It’s a time of significant change for Dark Horse Resources Ltd (ASX:DHR). The company is expected to list on a European stock exchange in the near future in order to reflect better the strategic shift that has taken place, as it has moved its focus away from Argentina towards Finland and Sweden, where it has recently acquired new properties.
The precise timing of the European listing has yet to be decided, since the coronavirus is playing havoc with many peoples’ timetables, but Dark Horse is already listed in Australia, so sophisticated European investors already have a chance to buy in if they want to.
Now might be an opportune time, because the company’s plans for transformation are only just getting started, according to chief executive David Mason.
“Our new business strategy is to source gold projects in good mining jurisdictions worldwide, with a particular emphasis on Australia, North America and Europe,” he says.

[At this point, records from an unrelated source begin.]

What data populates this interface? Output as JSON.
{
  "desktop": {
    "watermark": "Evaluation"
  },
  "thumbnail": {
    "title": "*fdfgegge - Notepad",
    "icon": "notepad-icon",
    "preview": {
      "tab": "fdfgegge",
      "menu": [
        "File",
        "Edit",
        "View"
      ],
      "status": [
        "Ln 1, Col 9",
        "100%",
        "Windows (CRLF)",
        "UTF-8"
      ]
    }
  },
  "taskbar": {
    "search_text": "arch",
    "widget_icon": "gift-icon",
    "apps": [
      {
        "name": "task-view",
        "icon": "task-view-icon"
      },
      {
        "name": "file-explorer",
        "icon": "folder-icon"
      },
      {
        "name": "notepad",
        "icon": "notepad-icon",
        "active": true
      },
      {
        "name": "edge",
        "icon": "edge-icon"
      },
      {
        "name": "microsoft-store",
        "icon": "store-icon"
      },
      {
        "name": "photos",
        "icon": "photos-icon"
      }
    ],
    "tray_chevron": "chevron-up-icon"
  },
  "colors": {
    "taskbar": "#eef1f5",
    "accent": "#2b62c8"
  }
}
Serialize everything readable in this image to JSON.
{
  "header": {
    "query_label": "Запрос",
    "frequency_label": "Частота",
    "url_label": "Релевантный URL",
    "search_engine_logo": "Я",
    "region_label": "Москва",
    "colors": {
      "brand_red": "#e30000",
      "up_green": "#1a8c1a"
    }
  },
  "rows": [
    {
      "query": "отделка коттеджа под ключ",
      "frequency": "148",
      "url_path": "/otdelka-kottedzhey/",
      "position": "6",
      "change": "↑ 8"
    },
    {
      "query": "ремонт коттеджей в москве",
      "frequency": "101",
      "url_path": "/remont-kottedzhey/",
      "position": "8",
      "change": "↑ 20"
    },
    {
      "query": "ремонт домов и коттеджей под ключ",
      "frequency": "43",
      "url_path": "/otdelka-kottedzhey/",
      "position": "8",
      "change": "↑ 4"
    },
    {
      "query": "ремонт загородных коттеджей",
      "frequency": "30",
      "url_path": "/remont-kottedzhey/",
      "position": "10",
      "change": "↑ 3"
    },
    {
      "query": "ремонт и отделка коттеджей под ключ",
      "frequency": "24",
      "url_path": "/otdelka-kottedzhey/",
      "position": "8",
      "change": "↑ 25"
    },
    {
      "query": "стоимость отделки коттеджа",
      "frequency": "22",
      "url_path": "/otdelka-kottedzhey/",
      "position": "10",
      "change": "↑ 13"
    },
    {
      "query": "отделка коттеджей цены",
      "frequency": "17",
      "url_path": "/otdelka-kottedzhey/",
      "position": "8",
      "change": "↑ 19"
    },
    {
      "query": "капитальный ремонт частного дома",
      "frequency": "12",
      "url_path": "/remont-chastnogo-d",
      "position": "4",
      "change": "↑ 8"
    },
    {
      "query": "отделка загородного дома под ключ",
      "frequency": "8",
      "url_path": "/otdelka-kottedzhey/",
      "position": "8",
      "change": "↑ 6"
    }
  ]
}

“We’ve evaluated numerous projects over the past six months, and we’re still looking at assets in North America and Australia. But our first is the Tampere gold project in Finland.”
So, more deals could be on the way. in the meantime, though, an operational pullback from Argentina has been effected, and in a short space of time Finland has become the focus.
The deal was announced in early June, and on 7 July Dark Horse said that the completion of the permit purchase agreement with the seller, Sotkamo Silver AB, was reaching its final stages.
Around A$675,000 has been raised to get to work, and a drill programme is planned for later in the year, and an ongoing shareholder participation could another A$1mln or more.
But what’s the opportunity here, if Sotkamo has seen fit to sell these assets?
The answer is that Sotkamo has recently put a silver mine into production, and that process has changed its whole way of looking at the world. It’s no longer really an explorer, and assets like the Tampere gold project were no longer a key focus.
In the end, Sotkamo parted with Tampere and an associated portfolio of Swedish tungsten assets for €150,000 clean, with no residual milestone or royalty payments left hanging over Dark Horse. In that sense the deal looks a good one from the Dark Horse perspective.
Now the company has to get out and find some gold.
The initial area of operations will be on Hopeavuori leases, which already boast 3,000 metres worth of historic drilling. Some good gold intercepts were returned from this drilling, with highlights including 11.5 metres at 19.4 grams per tonne and three metres grading 106.7 grams per tonne, both close to surface.
Indeed, of the 54 holes previously drilled, none went deeper than 100 metres, while laterally they only covered around 200 metres of strike.
Mason reckons that the strike could be as much as 800 metres long, and with the mineralisation open at depth too, there’s clearly an opportunity for some ambitious resource development work to be done.
Accordingly, the drilling should start in September or October of this year, supported by the new money, and it will be interesting to see the results as they come in.
In the meantime, Dark Horse will also be evaluating the other gold prospects in the new portfolio, some of which also have historical drilling, as well as taking a closer look at the tungsten projects in Sweden, and working out whether to progress or joint venture them.
The company has also engaged a Canadian advisory company to explore options for the Argentine portfolio, although at this stage the intention is not to sanction an outright sale.
“We would like to maintain our participation and our interest going forward,” says Mason. So Dark Horse knows the value of its Argentine ground, and isn’t willing to part with it quite just yet, even if the focus has moved elsewhere.
Whether the market will give Argentina much value until such a deal is transacted remains an open question, but Dark Horse does have a track record of retaining established value from non-core assets. It also owns a stake in Lakes Oil (ASX:LKO), which is worth more than Dark Horse itself. Yet, despite this disparity, Mason isn’t a seller of Lakes quite yet. He sees more value coming down the line.
All told, it’s an intriguing proposition: a gold explorer transitioning and on the lookout for deals, with a drill programme coming up, and significant legacy assets acting in support on the balance sheet. Watch this space.